At your baby’s first check up the pediatrician will be checking for the normal newborn reflexes; rooting, sucking, grasping, and the startle reflex. Afterwards, the doctor will answer any of your questions or concerns.
An important indication of your baby’s health is its first urination and bowel movement – otherwise known as passing meconium – which typically occurs within the first 24 to 48 hours after birth. Your baby will not be able to leave before then as this ensures the physician that the baby is well-hydrated and the intestinal track is working. At first, the baby’s bowel movement is a dark green or black but will eventually turn into a mustard color (this may occur after every feeding).
Hepatitis B Vaccine:
Hepatitis B medication is offered to your baby at the hospital. All moms are tested for hepatitis B during their pregnancy and depending on their status the baby will receive treatment accordingly. If the mother is a carrier, the baby will get a vaccine and another injection to prevent contracting the virus from the mother upon contact. If the mother is not positive, the baby will only be given the vaccine.

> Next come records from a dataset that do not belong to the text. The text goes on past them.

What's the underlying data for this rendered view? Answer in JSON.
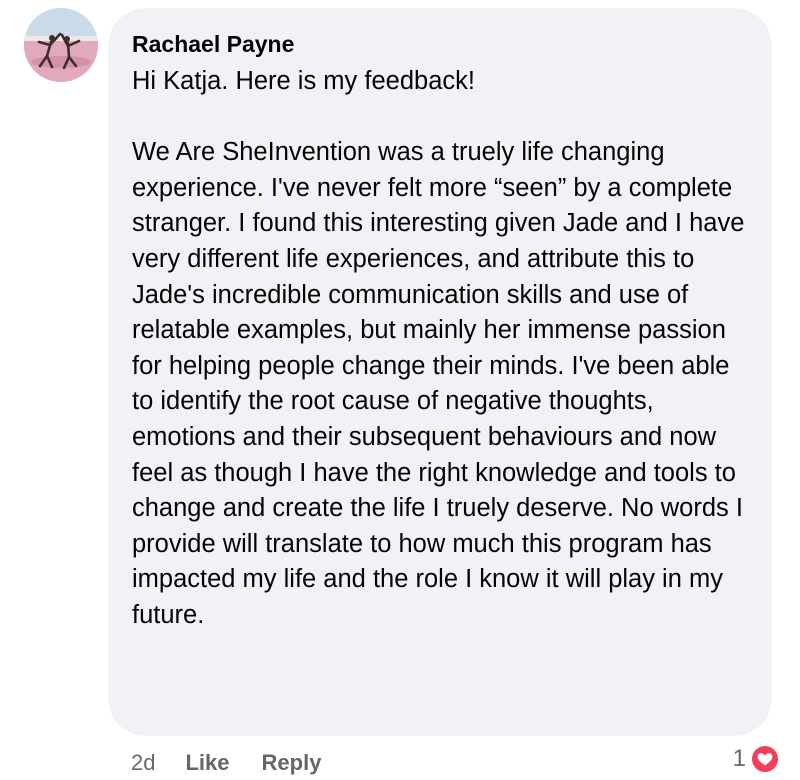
{
  "comment": {
    "author": "Rachael Payne",
    "greeting": "Hi Katja. Here is my feedback!",
    "body": "We Are SheInvention was a truely life changing experience. I've never felt more “seen” by a complete stranger. I found this interesting given Jade and I have very different life experiences, and attribute this to Jade's incredible communication skills and use of relatable examples, but mainly her immense passion for helping people change their minds. I've been able to identify the root cause of negative thoughts, emotions and their subsequent behaviours and now feel as though I have the right knowledge and tools to change and create the life I truely deserve. No words I provide will translate to how much this program has impacted my life and the role I know it will play in my future.",
    "timestamp": "2d",
    "like_label": "Like",
    "reply_label": "Reply",
    "reaction_count": "1",
    "reaction_icon": "heart-icon",
    "reaction_color": "#f33e58"
  }
}
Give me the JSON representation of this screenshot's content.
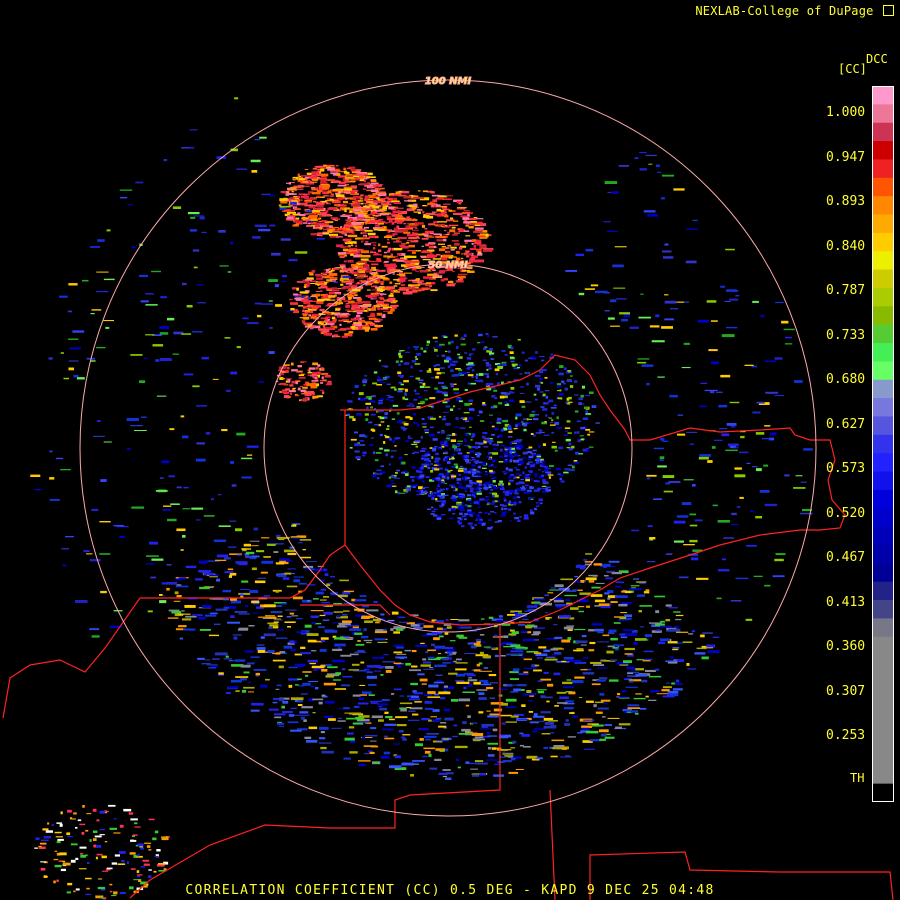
{
  "credit": "NEXLAB-College of DuPage",
  "product": {
    "footer": "CORRELATION COEFFICIENT (CC) 0.5 DEG - KAPD 9 DEC 25 04:48"
  },
  "range_rings": [
    {
      "label": "100 NMI",
      "nmi": 100
    },
    {
      "label": "50 NMI",
      "nmi": 50
    }
  ],
  "colorbar": {
    "title": "DCC",
    "unit": "[CC]",
    "labels": [
      "1.000",
      "0.947",
      "0.893",
      "0.840",
      "0.787",
      "0.733",
      "0.680",
      "0.627",
      "0.573",
      "0.520",
      "0.467",
      "0.413",
      "0.360",
      "0.307",
      "0.253"
    ],
    "threshold_label": "TH",
    "colors": [
      "#ff99cc",
      "#ee7799",
      "#cc3355",
      "#cc0000",
      "#ee2222",
      "#ff5500",
      "#ff8800",
      "#ffaa00",
      "#ffcc00",
      "#eeee00",
      "#cccc00",
      "#aacc00",
      "#88bb00",
      "#55cc33",
      "#44ee55",
      "#66ff66",
      "#8899cc",
      "#7777dd",
      "#5555dd",
      "#3333ee",
      "#2222ff",
      "#1111ee",
      "#0000dd",
      "#0000cc",
      "#0000bb",
      "#0000aa",
      "#000099",
      "#222288",
      "#444488",
      "#777788",
      "#888888",
      "#888888",
      "#888888",
      "#888888",
      "#888888",
      "#888888",
      "#888888",
      "#888888",
      "#000000"
    ]
  },
  "colors": {
    "ring": "#ffaaaa",
    "border": "#ff2222",
    "text": "#ffff33"
  }
}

Universal Newborn Screening/Hearing Test:
Your baby will be screened for a wide spectrum of diseases before leaving the hospital. The disease “panel” as its called, varies from state to state. The test is simple, taking a drop of blood from the baby’s heels and the results will be mailed to your pediatrician within the month. Also, your baby may be hooked up a machine to test his or her hearing – but no worries, this will not cause any discomfort to your little one.

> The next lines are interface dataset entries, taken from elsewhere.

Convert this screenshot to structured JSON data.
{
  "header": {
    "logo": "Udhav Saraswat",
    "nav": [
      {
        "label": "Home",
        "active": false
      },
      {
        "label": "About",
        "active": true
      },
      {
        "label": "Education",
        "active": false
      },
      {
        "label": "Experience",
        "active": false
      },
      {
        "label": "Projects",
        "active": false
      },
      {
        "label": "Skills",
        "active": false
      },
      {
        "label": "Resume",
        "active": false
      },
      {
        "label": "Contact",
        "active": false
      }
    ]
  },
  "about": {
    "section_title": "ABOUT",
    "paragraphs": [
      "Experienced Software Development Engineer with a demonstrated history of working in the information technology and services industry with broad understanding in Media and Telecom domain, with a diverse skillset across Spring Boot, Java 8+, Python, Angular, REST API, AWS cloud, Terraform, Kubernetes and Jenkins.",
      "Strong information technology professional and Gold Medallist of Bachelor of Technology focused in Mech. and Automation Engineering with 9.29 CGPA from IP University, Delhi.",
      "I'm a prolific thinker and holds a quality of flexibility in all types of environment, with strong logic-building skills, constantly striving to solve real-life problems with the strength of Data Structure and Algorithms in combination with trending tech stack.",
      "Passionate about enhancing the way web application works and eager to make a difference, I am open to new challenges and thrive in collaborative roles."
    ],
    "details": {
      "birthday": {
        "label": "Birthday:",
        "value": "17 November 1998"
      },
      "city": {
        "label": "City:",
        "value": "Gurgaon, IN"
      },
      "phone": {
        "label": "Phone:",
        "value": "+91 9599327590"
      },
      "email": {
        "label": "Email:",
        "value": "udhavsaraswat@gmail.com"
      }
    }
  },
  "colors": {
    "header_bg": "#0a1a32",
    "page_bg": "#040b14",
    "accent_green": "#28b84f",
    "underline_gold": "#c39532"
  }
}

Jaundice – most commonly found in Asian babies, boys, and exclusively breastfed babies – is a yellow discoloration of the skin and whites of the eyes, which occurs when bilirubin builds up in a baby’s body. Bilirubin, the byproduct of the breakdown of red blood cells, is typically rid of naturally by the body through stool and urine. However in some cases, specifically in premature babies, the liver is not mature enough to process the bilirubin or the baby is too dehydrated to pass it through urine. Jaundice is hard to detect in newborns, so all babies are officially screened and tested before they leave the hospital.
Read more about the complications of jaundice if left untreated on page 286 of The Mommy Docs’ Ultimate Guide To Pregnancy And Birth.
Bringing Your Baby Home:
Most hospitals give new moms a video of “childcare 101” that they strongly urge them to watch. They also give out booklets with information and tips about breastfeeding, milk storage, danger signs to be aware of, and when to call your obstetrician or pediatrician.
Your newborn must leave the hospital in a rear-facing car infant seat. Some hospitals will provide seats to new parents but most families purchase it ahead of time. Make sure the car seats are properly installed. For additional information and federal guidelines, please visit the National Highway Traffic And Safety Administration (NHTSA).